"A destined person becomes a medium with the help of a master (dong thay). Master mediums either operate in their own private shrines (dien) or in public

p. 146

temples (den) in their custody."

"The master-follower relationship is sealed with a ritual called doi bat nhang, which literally means "carrying an incense holder on one’s head." It involves a petition or "decree" (lenh) written in Sino-Vietnamese characters with the name and age of the initiate, votive money, areca nuts, fruits ... as offerings, and an

p. 147

incense holder. The new follower sits down in front of the altar and coveres his or her head with a red veil (khan phu dien), the most important ritual insignia of a medium. The master then invokes the spirits to accept the new follower. A sign of divine approval is sought by throwing two ancient coins (xin dai). Then the votive money is burnt, and the decree is placed upon the altar – it symbolizes the new "incense child" (con nhang) of the temple and is kept there for life. ... temples kept an incense holder for each follower, and when these came to worship in the temple on the first and fifteenth {= Kalendae & Ides, respectively, in the Roman kalendar} of the lunar month, they lit a joss stick. ... The initiation ritual is called "the opening of the palaces" (mo phu) ... . ... During the initiation ritual, the four palaces (symbolized by four large bowls covered with votive paper in the colors of the palaces) are opened by the mandarin spirits embodied by the master. Then the Second Lady is summoned to "hand over the role of the medium" to the initiate. ...

Mediums usually feel that their lives ease noticeably after entering into mediumship."

pp. 149-150 initiator & initiatrix : teaching by them

p. 149
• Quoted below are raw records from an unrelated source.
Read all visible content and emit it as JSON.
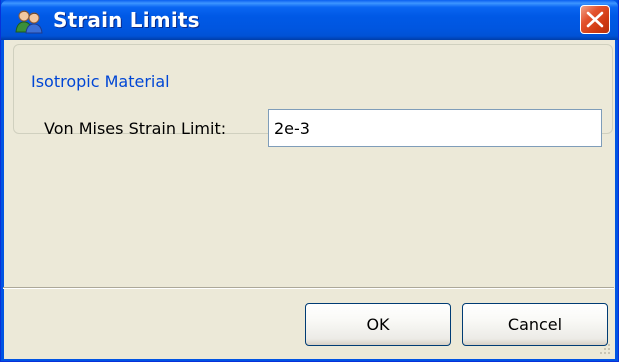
{
  "window": {
    "title": "Strain Limits",
    "app_icon": "users-icon",
    "close_icon": "close-icon"
  },
  "group": {
    "legend": "Isotropic Material"
  },
  "fields": {
    "von_mises_label": "Von Mises Strain Limit:",
    "von_mises_value": "2e-3"
  },
  "buttons": {
    "ok_label": "OK",
    "cancel_label": "Cancel"
  },
  "colors": {
    "titlebar": "#0054E3",
    "dialog_background": "#ECE9D8",
    "legend_text": "#0046D5",
    "close_button": "#D03A12"
  }
}
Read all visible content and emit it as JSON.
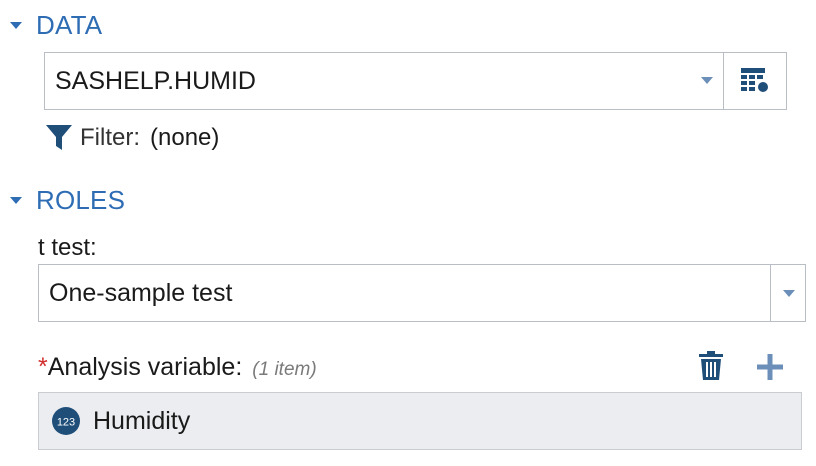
{
  "sections": {
    "data": {
      "title": "DATA"
    },
    "roles": {
      "title": "ROLES"
    }
  },
  "data_source": {
    "value": "SASHELP.HUMID"
  },
  "filter": {
    "label": "Filter:",
    "value": "(none)"
  },
  "ttest": {
    "label": "t test:",
    "selected": "One-sample test"
  },
  "analysis": {
    "required_marker": "*",
    "label": "Analysis variable:",
    "count": "(1 item)",
    "items": [
      {
        "name": "Humidity",
        "type_icon": "numeric-icon",
        "type_text": "123"
      }
    ]
  },
  "colors": {
    "accent": "#2e6db4",
    "required": "#d22f2f",
    "icon": "#1f4e79",
    "list_bg": "#ebedf0"
  },
  "icons": {
    "section_toggle": "caret-down-icon",
    "dropdown": "chevron-down-icon",
    "table_picker": "table-select-icon",
    "filter": "filter-icon",
    "remove": "trash-icon",
    "add": "plus-icon"
  }
}
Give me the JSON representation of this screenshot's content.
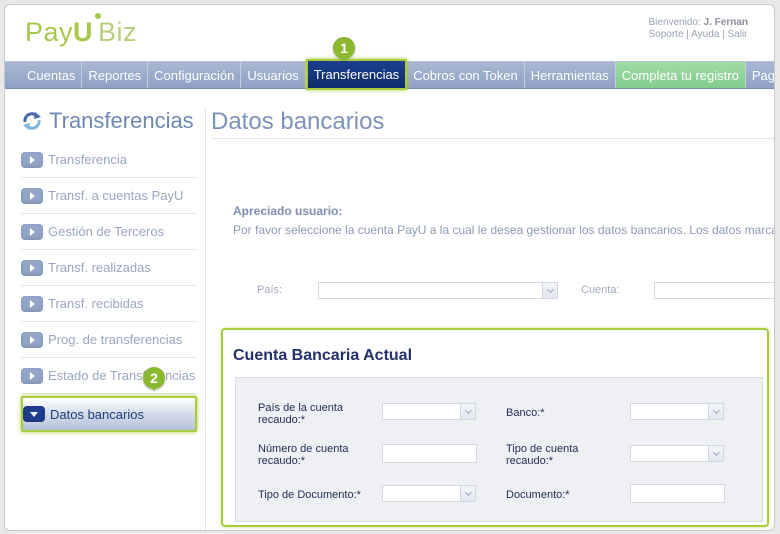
{
  "brand": {
    "logo_a": "Pay",
    "logo_u": "U",
    "logo_b": "Biz",
    "accent": "#a6c84a"
  },
  "user": {
    "greeting": "Bienvenido:",
    "name": "J. Fernan",
    "support": "Soporte",
    "help": "Ayuda",
    "logout": "Salir",
    "sep": "|"
  },
  "nav": {
    "items": [
      "Cuentas",
      "Reportes",
      "Configuración",
      "Usuarios",
      "Transferencias",
      "Cobros con Token",
      "Herramientas",
      "Completa tu registro",
      "Pagos R"
    ]
  },
  "markers": {
    "one": "1",
    "two": "2"
  },
  "sidebar": {
    "title": "Transferencias",
    "items": [
      "Transferencia",
      "Transf. a cuentas PayU",
      "Gestión de Terceros",
      "Transf. realizadas",
      "Transf. recibidas",
      "Prog. de transferencias",
      "Estado de Transferencias",
      "Datos bancarios"
    ]
  },
  "main": {
    "title": "Datos bancarios",
    "greeting": "Apreciado usuario:",
    "message": "Por favor seleccione la cuenta PayU a la cual le desea gestionar los datos bancarios. Los datos marcados",
    "country_label": "País:",
    "account_label": "Cuenta:"
  },
  "account": {
    "title": "Cuenta Bancaria Actual",
    "country_label": "País de la cuenta recaudo:*",
    "bank_label": "Banco:*",
    "number_label": "Número de cuenta recaudo:*",
    "type_label": "Tipo de cuenta recaudo:*",
    "doc_type_label": "Tipo de Documento:*",
    "doc_label": "Documento:*"
  }
}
"novice are required to perform exclusively at the temple of their initiation during the first three years. During this time, the master teaches his novice followers the proper rules of ritual performance and monitors their progress during their len dong rituals. Most masters take their followers on pilgrimages to famous temples throughout the northern region. These temples are usually dedicated to a certain spirit of the Tu Phu pantheon, and the masters "present" their novice mediums to these spirits by conducting a short introduction ritual called trinh giau. After three years, mediums are considered to have had sufficient training and may perform at any temple of their choice."

p. 150

"A proficient master has to set an example for his followers ...; if a master likes telling dirty jokes, his students will do no as well." {Red-turban Taoists often tell scatological jokes, even while possessed b a spirit.}


pp. 161-182 – 9. Laurel Kendall : "Do the Four Palaces Inhabit an East Asian Landscape?"

pp. 170-171 music, fun, play, dance

p. 170

"Len dong mediums describe what they do as "fun" (vui) for both deities and humans; incarnated in the medium, the deity listens with pleasure to the musicians and is inspired to shower them with money ... . Mediums speak of how deities who are pleased with beautiful costumes, music, and offerings make a beautiful (dep) performance.

Similarly, in Korea, the ability to entertain is a core attribute of the shaman; dancing and feasting gods "play" (nolda), and their satisfaction gives the ritual an auspicious outcome."

p. 171

"in ancient China intermediaries with the spirits were called wu (Korean mu). "Some wu danced, and they are sometimes defined as people who danced in order to bring down the spirits."

... there ... were ... lively (sometimes described as "ecstatic") mansin of northern Korea ... .

Royal god play is also evident in possession rituals in Laos and Cambodia."

p. 177 votive paper

p. 177

"the oldest known examples of votive paper coins were found in China’s Xinjiang province in a Tang dynasty tomb dated to 667 CE."

p. 177, fn. 81

"Votive paper clothing was also found was also found in a fifth-century grave in Xingjiang, and its use is documented from eighth-century China. Production flourished in twelfth-century China when votive paper was sold in specialized shops in the northern Sung capital of K>aifeng."


CORNELL UNIVERSITY, SOUTHEAST ASIA PROGRAM SERIES, No. 23 = Karen Fjelstad & Nguyen Thi Hien (editrices) : Possessed by the Spirits : Mediumship in Contemporary Vietnamese Communities. Ithaca (NY), 2006.